Picard will do this by bringing back the fan-favorite Captain and throwing him in with an all-new crew, dealing with new problems, while still catching up with old faces along the way. And since many of these characters didn’t get the triumphant send-offs of the Original Series crew, this is a chance to give them just that. Meanwhile, Discovery, a show that initially wrote itself into multiple corners, is now free of all past connections and ready to take the adventure forward.
Despite this, the show will always be tied in some way to the 23rd-century, as demonstrated by Short Treks remaining in that era. Ever since Discovery‘s second season, fans have been clamoring for a show on Pike’s Enterprise, which despite the obvious appeal does feel like a “be careful what you wish for” type situation. If we want new stories, it’s probably best to leave old things behind. But that doesn’t mean we can’t return from time to time, and there are few better ways to do that than in these short episodes.

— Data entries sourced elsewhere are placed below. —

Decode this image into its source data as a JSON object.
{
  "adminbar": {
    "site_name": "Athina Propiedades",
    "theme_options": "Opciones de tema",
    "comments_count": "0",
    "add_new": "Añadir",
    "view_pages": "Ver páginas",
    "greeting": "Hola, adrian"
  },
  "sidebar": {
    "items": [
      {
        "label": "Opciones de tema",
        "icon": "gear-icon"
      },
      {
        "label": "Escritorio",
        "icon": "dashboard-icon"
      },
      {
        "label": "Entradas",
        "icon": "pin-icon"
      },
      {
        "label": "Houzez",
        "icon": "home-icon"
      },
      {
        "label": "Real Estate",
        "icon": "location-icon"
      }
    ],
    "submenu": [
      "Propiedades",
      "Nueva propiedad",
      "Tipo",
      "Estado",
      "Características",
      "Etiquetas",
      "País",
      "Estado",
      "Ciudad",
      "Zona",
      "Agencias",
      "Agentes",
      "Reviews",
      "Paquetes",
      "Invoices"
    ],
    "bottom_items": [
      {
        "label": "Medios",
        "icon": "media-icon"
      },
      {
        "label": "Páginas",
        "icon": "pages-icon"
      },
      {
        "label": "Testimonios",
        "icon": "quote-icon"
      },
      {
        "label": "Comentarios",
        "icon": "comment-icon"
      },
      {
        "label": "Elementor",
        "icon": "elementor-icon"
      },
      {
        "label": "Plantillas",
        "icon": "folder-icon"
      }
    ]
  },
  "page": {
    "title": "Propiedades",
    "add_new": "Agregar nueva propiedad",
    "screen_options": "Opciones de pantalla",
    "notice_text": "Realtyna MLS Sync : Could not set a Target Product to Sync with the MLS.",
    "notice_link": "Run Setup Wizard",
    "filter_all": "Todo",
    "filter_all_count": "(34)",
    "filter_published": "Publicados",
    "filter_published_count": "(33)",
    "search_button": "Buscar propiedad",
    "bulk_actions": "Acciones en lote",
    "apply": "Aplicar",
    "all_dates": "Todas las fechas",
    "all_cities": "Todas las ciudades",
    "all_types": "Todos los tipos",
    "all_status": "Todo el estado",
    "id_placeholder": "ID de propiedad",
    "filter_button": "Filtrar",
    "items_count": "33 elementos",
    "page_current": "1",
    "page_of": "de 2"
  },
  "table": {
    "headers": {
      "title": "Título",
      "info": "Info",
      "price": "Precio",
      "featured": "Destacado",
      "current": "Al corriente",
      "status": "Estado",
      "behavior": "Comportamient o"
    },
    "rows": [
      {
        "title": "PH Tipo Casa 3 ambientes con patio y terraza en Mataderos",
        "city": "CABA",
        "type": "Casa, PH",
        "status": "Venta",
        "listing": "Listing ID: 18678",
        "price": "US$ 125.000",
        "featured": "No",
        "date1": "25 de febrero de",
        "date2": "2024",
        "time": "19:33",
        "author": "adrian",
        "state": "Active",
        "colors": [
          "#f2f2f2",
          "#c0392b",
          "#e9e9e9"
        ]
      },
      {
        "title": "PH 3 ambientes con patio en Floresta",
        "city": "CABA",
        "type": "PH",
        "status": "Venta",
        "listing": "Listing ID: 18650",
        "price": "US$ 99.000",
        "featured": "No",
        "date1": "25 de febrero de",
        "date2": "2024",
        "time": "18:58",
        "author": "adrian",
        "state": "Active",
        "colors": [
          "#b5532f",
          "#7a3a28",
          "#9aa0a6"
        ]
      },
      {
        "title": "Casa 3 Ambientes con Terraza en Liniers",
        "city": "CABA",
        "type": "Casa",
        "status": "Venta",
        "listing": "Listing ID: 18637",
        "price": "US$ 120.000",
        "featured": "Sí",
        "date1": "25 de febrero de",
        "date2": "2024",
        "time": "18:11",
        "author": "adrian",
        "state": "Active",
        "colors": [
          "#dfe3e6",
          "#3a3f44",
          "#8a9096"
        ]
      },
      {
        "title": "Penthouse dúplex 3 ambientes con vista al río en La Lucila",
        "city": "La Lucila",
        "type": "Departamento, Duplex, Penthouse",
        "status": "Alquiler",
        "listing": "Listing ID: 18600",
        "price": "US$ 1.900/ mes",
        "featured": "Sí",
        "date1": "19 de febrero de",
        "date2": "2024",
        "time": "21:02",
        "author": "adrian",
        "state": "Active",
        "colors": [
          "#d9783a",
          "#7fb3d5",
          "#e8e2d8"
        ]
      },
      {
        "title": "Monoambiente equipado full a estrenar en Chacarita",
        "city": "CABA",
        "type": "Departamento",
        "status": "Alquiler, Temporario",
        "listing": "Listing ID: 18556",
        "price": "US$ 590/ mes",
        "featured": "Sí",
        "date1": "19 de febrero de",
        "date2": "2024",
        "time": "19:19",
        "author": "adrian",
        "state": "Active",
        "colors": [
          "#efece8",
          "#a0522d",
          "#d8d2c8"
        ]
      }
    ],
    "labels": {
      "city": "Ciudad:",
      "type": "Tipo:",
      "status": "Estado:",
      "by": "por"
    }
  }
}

Lower Decks is perhaps the most interesting one of all, since that show, as far as we know, will feature no existing characters and will revolve entirely around new heroes. Despite being based on an existing premise, it’s the best example here of Star Trek looking forward, in the same way TNG did back in the day. Being an animated show with a smaller budget probably helped its case, with there being less pressure to tie into existing continuity, allowing it to truly stand alone.
Of course, in the long run, this approach could have its drawbacks. Patrick Stewart’s return feels more like a one-time thing than anything else, and there’s only so long you can rely on the old characters to prop up new shows. Making the bold strides in Discovery and Lower Decks necessary for the future of the franchise. If Star Trek really is to be the franchise that Kurtzman and CBS envision, it’ll have to strike the perfect balance between nostalgia and innovation. Something which this wave of new information is (hopefully!) representative of.